#### [What to work on]
All the lines below need to be output exactly, apart from any images.

#### [Dataset entries]
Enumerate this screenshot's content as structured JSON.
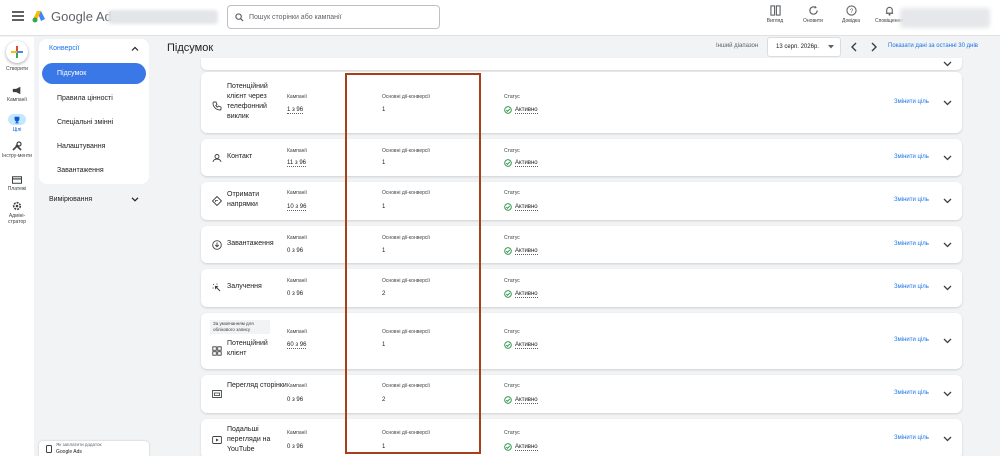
{
  "header": {
    "logo_text": "Google Ads",
    "search_placeholder": "Пошук сторінки або кампанії",
    "actions": [
      {
        "label": "Вигляд",
        "icon": "view-icon"
      },
      {
        "label": "Оновити",
        "icon": "refresh-icon"
      },
      {
        "label": "Довідка",
        "icon": "help-icon"
      },
      {
        "label": "Сповіщення",
        "icon": "bell-icon"
      }
    ]
  },
  "rail": {
    "items": [
      {
        "label": "Створити",
        "icon": "plus-icon"
      },
      {
        "label": "Кампанії",
        "icon": "megaphone-icon"
      },
      {
        "label": "Цілі",
        "icon": "trophy-icon"
      },
      {
        "label": "Інстру-менти",
        "icon": "tools-icon"
      },
      {
        "label": "Платежі",
        "icon": "card-icon"
      },
      {
        "label": "Адміні-стратор",
        "icon": "gear-icon"
      }
    ]
  },
  "subnav": {
    "section": "Конверсії",
    "items": [
      "Підсумок",
      "Правила цінності",
      "Спеціальні змінні",
      "Налаштування",
      "Завантаження"
    ],
    "section2": "Вимірювання"
  },
  "page": {
    "title": "Підсумок"
  },
  "date_range": {
    "label": "Інший діапазон",
    "value": "13 серп. 2026р.",
    "show_last": "Показати дані за останні 30 днів"
  },
  "columns": {
    "campaigns": "Кампанії",
    "primary_actions": "Основні дії-конверсії",
    "status": "Статус"
  },
  "rows": [
    {
      "name": "Потенційний клієнт через телефонний виклик",
      "icon": "phone-icon",
      "campaigns": "1 з 96",
      "actions": "1",
      "status": "Активно",
      "change": "Змінити ціль"
    },
    {
      "name": "Контакт",
      "icon": "contact-icon",
      "campaigns": "11 з 96",
      "actions": "1",
      "status": "Активно",
      "change": "Змінити ціль"
    },
    {
      "name": "Отримати напрямки",
      "icon": "directions-icon",
      "campaigns": "10 з 96",
      "actions": "1",
      "status": "Активно",
      "change": "Змінити ціль"
    },
    {
      "name": "Завантаження",
      "icon": "download-icon",
      "campaigns": "0 з 96",
      "actions": "1",
      "status": "Активно",
      "change": "Змінити ціль"
    },
    {
      "name": "Залучення",
      "icon": "engagement-icon",
      "campaigns": "0 з 96",
      "actions": "2",
      "status": "Активно",
      "change": "Змінити ціль"
    },
    {
      "name": "Потенційний клієнт",
      "badge": "За умовчанням для облікового запису",
      "icon": "lead-icon",
      "campaigns": "60 з 96",
      "actions": "1",
      "status": "Активно",
      "change": "Змінити ціль"
    },
    {
      "name": "Перегляд сторінки",
      "icon": "pageview-icon",
      "campaigns": "0 з 96",
      "actions": "2",
      "status": "Активно",
      "change": "Змінити ціль"
    },
    {
      "name": "Подальші перегляди на YouTube",
      "icon": "youtube-icon",
      "campaigns": "0 з 96",
      "actions": "1",
      "status": "Активно",
      "change": "Змінити ціль"
    }
  ],
  "widget": {
    "line1": "Як заплатити додаток",
    "line2": "Google Ads"
  },
  "colors": {
    "accent": "#1a73e8",
    "highlight": "#a5401b",
    "success": "#1e8e3e"
  }
}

#### [Problem solution]
Enumerate this screenshot's content as structured JSON.
{
  "header": {
    "logo_text": "Google Ads",
    "search_placeholder": "Пошук сторінки або кампанії",
    "actions": [
      {
        "label": "Вигляд",
        "icon": "view-icon"
      },
      {
        "label": "Оновити",
        "icon": "refresh-icon"
      },
      {
        "label": "Довідка",
        "icon": "help-icon"
      },
      {
        "label": "Сповіщення",
        "icon": "bell-icon"
      }
    ]
  },
  "rail": {
    "items": [
      {
        "label": "Створити",
        "icon": "plus-icon"
      },
      {
        "label": "Кампанії",
        "icon": "megaphone-icon"
      },
      {
        "label": "Цілі",
        "icon": "trophy-icon"
      },
      {
        "label": "Інстру-менти",
        "icon": "tools-icon"
      },
      {
        "label": "Платежі",
        "icon": "card-icon"
      },
      {
        "label": "Адміні-стратор",
        "icon": "gear-icon"
      }
    ]
  },
  "subnav": {
    "section": "Конверсії",
    "items": [
      "Підсумок",
      "Правила цінності",
      "Спеціальні змінні",
      "Налаштування",
      "Завантаження"
    ],
    "section2": "Вимірювання"
  },
  "page": {
    "title": "Підсумок"
  },
  "date_range": {
    "label": "Інший діапазон",
    "value": "13 серп. 2026р.",
    "show_last": "Показати дані за останні 30 днів"
  },
  "columns": {
    "campaigns": "Кампанії",
    "primary_actions": "Основні дії-конверсії",
    "status": "Статус"
  },
  "rows": [
    {
      "name": "Потенційний клієнт через телефонний виклик",
      "icon": "phone-icon",
      "campaigns": "1 з 96",
      "actions": "1",
      "status": "Активно",
      "change": "Змінити ціль"
    },
    {
      "name": "Контакт",
      "icon": "contact-icon",
      "campaigns": "11 з 96",
      "actions": "1",
      "status": "Активно",
      "change": "Змінити ціль"
    },
    {
      "name": "Отримати напрямки",
      "icon": "directions-icon",
      "campaigns": "10 з 96",
      "actions": "1",
      "status": "Активно",
      "change": "Змінити ціль"
    },
    {
      "name": "Завантаження",
      "icon": "download-icon",
      "campaigns": "0 з 96",
      "actions": "1",
      "status": "Активно",
      "change": "Змінити ціль"
    },
    {
      "name": "Залучення",
      "icon": "engagement-icon",
      "campaigns": "0 з 96",
      "actions": "2",
      "status": "Активно",
      "change": "Змінити ціль"
    },
    {
      "name": "Потенційний клієнт",
      "badge": "За умовчанням для облікового запису",
      "icon": "lead-icon",
      "campaigns": "60 з 96",
      "actions": "1",
      "status": "Активно",
      "change": "Змінити ціль"
    },
    {
      "name": "Перегляд сторінки",
      "icon": "pageview-icon",
      "campaigns": "0 з 96",
      "actions": "2",
      "status": "Активно",
      "change": "Змінити ціль"
    },
    {
      "name": "Подальші перегляди на YouTube",
      "icon": "youtube-icon",
      "campaigns": "0 з 96",
      "actions": "1",
      "status": "Активно",
      "change": "Змінити ціль"
    }
  ],
  "widget": {
    "line1": "Як заплатити додаток",
    "line2": "Google Ads"
  },
  "colors": {
    "accent": "#1a73e8",
    "highlight": "#a5401b",
    "success": "#1e8e3e"
  }
}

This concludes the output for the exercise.